-Rolandic cortices in CBS, we used digital pathology to count Lewy bodies and to quantify intracytoplasmic and neuritic α-synuclein and phospho-tau burden in the motor cortex.DLBD patients with antemortem features of CBS were significantly younger at disease onset and less likely to have REMsleepbehaviordisorder than DLBD cases who met clinical criteria for DLB during life. Patients with DLBD manifesting as CBS had more Lewy bodies in the motor cortex than DLBD manifesting as clinically probable DLB (...) Diffuse Lewy body disease manifesting as corticobasal syndrome: A rare form of Lewy body disease. To describe clinical and pathologic characteristics of diffuse Lewy body disease (DLBD) manifesting as corticobasal syndrome (CBS).In 523 autopsy-confirmed cases of DLBD, we identified 11 patients diagnosed with CBS. For comparison, we studied 22 DLBD brains with antemortem presentation of dementia with Lewy bodies (DLB). Given previous studies suggesting the importance of pathology in peri
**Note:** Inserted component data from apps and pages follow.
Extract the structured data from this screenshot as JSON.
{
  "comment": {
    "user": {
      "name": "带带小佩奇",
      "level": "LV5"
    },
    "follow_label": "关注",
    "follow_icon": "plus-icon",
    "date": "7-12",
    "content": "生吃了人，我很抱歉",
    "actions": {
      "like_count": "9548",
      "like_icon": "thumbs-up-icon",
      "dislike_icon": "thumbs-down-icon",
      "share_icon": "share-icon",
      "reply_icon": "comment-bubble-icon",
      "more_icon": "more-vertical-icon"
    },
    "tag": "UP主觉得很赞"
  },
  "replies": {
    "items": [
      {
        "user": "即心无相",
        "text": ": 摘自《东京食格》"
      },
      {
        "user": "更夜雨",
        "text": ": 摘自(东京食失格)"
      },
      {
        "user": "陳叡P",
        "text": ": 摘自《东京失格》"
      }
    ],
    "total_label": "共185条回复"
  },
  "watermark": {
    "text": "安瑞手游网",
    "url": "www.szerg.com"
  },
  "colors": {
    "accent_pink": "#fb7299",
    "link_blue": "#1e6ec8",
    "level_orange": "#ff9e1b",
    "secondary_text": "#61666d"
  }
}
A motor signature of REMsleepbehaviordisorder. The purpose of this study was to determine if there was a common pattern in movements during REMsleepbehaviordisorder (RBD).We blindly compared video-monitored movements during RBD (n = 136 clips) and wakefulness/arousal (n = 53 clips) in patients with Parkinson's disease (n = 29) and without parkinsonism (idiopathic RBD, n = 31; narcolepsy, n = 5).The scorers accurately guessed the sleep/wake stage of 94% of video clips. Compared with wake (...) movements, RBD movements were faster and more often repeated, jerky, and pseudohallucinatory, not self-centered, never associated with tremor, and rarely involved the environment in an appropriate manner. A specific posture of the hand (limp wrist with flexed digits) during grasping movements was evidenced during RBD in 48% of patients, reminiscent of hand-babbling in babies.These characteristics of movements were found in the 3 conditions (Parkinson's disease, idiopathic RBD, and primary narcolepsy